* What this task involves
Below are records; how many of their lines contain "kind"? Answer with only the number.

* Entries from a dataset of interfaces
################

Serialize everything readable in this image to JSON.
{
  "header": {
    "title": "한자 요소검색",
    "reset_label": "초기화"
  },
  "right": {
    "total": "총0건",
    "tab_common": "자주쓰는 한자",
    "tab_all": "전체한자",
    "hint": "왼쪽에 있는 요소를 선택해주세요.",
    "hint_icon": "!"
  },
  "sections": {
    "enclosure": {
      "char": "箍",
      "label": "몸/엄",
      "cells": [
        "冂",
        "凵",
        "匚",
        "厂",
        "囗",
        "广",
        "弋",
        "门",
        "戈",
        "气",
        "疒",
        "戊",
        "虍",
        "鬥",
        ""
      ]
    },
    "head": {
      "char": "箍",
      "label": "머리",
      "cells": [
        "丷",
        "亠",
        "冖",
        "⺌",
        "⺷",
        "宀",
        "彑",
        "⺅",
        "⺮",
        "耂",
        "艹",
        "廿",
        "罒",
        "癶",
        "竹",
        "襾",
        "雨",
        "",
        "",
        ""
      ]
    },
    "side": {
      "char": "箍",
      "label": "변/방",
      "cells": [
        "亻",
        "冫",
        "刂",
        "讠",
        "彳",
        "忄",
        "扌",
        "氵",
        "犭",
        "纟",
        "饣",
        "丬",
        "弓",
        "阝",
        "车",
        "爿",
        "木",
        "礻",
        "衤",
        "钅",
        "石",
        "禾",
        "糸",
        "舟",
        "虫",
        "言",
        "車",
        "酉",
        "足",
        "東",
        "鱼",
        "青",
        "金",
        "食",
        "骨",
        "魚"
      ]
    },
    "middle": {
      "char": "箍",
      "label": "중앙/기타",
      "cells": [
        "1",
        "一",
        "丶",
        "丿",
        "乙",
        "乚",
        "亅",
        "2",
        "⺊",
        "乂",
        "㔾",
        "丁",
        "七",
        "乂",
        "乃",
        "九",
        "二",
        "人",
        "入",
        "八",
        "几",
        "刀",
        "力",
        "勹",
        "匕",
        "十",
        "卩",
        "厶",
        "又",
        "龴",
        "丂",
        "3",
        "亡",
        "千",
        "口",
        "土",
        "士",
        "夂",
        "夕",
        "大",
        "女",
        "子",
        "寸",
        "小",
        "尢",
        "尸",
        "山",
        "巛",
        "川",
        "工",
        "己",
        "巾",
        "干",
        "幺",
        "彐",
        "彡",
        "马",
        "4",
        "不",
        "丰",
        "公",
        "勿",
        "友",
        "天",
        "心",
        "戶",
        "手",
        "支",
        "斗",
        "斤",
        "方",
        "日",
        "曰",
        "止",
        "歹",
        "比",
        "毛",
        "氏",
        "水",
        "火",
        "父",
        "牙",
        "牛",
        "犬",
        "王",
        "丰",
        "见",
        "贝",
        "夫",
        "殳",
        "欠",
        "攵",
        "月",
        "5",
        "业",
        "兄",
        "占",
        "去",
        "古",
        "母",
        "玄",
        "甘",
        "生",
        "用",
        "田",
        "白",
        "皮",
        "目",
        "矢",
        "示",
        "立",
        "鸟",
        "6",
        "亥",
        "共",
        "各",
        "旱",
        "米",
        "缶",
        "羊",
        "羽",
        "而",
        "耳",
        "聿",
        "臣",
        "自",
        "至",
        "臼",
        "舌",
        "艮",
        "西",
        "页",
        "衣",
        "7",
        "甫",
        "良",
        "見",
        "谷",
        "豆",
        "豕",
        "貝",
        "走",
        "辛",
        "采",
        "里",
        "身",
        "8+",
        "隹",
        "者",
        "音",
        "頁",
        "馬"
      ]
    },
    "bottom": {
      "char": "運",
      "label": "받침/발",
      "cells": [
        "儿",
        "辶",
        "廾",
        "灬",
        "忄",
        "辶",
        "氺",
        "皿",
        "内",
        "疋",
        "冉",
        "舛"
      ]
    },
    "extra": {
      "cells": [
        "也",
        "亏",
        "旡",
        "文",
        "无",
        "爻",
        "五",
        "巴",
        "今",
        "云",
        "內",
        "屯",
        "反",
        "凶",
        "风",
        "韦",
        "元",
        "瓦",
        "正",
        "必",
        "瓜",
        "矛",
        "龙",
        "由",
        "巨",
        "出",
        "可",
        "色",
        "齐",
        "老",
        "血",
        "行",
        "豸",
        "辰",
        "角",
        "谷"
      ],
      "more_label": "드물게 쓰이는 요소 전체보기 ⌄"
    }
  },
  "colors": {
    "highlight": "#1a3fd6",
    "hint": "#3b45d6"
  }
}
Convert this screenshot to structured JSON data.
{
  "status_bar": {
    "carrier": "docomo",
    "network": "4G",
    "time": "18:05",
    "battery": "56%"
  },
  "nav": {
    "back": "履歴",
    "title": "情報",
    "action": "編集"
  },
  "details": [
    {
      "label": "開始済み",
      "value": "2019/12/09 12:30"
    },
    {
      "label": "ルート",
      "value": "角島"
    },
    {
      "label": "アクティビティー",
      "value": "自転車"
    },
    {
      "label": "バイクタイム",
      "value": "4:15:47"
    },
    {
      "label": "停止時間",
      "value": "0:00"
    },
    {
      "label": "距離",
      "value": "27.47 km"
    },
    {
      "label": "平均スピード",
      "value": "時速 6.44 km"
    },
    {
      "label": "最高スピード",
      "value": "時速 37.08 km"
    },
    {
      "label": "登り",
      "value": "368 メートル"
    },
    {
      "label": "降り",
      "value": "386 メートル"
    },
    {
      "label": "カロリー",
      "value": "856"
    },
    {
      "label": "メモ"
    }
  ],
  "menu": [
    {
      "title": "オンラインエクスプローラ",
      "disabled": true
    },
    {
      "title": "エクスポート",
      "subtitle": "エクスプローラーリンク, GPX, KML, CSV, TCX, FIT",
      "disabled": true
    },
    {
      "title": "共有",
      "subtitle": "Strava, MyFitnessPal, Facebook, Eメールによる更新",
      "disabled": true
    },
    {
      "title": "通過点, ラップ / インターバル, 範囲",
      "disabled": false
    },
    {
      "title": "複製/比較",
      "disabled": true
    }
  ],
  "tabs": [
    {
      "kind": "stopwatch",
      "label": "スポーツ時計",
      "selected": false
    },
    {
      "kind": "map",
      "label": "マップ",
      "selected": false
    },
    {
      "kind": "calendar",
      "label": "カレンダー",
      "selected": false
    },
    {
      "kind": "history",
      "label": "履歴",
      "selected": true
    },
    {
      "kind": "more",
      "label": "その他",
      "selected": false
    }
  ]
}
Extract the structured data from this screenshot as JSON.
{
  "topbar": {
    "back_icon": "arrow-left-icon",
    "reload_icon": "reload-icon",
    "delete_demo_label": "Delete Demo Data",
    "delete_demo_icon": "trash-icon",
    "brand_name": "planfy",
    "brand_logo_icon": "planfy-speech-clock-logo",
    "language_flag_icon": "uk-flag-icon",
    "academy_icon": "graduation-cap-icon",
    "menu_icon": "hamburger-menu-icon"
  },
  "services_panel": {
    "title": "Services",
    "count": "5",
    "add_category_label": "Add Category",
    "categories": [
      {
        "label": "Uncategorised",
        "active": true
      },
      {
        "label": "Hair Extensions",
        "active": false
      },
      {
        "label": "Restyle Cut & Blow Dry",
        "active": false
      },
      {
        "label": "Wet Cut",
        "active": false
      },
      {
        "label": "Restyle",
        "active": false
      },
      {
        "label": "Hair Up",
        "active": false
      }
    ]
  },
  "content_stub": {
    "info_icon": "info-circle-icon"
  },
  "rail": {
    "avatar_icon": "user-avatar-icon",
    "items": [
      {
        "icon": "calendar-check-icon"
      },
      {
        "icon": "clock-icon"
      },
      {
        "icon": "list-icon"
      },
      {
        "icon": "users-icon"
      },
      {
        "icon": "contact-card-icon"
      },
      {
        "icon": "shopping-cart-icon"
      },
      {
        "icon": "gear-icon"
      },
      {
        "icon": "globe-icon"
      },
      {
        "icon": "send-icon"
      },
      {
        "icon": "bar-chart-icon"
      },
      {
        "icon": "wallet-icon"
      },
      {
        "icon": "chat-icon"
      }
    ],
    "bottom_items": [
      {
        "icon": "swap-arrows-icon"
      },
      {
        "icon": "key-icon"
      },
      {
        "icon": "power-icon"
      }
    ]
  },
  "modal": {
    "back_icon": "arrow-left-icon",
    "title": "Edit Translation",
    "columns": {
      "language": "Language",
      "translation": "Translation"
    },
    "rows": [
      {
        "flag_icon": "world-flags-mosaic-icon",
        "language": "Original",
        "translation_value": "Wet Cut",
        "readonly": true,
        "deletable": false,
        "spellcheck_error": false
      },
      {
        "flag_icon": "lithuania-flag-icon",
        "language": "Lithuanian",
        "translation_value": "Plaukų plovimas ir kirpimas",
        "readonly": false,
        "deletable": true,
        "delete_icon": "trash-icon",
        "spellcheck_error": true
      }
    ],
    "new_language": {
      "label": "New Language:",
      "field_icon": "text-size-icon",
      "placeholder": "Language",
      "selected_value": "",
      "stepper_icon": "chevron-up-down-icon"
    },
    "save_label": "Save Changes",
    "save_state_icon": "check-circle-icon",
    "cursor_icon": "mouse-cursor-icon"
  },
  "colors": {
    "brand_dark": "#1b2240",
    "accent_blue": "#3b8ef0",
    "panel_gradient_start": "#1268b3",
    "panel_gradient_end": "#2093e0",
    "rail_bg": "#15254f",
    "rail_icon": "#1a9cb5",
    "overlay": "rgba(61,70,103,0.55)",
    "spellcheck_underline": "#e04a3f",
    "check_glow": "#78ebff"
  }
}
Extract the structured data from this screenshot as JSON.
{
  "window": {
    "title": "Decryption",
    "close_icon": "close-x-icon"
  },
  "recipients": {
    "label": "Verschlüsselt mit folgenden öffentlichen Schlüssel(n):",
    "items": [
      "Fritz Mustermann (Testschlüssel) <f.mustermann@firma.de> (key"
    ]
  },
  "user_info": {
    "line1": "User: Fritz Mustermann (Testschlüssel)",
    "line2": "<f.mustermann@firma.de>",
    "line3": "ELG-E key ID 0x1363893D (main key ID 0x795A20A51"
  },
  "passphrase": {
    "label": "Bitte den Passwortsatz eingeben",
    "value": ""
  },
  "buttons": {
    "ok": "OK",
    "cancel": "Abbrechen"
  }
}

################

* Task answer
5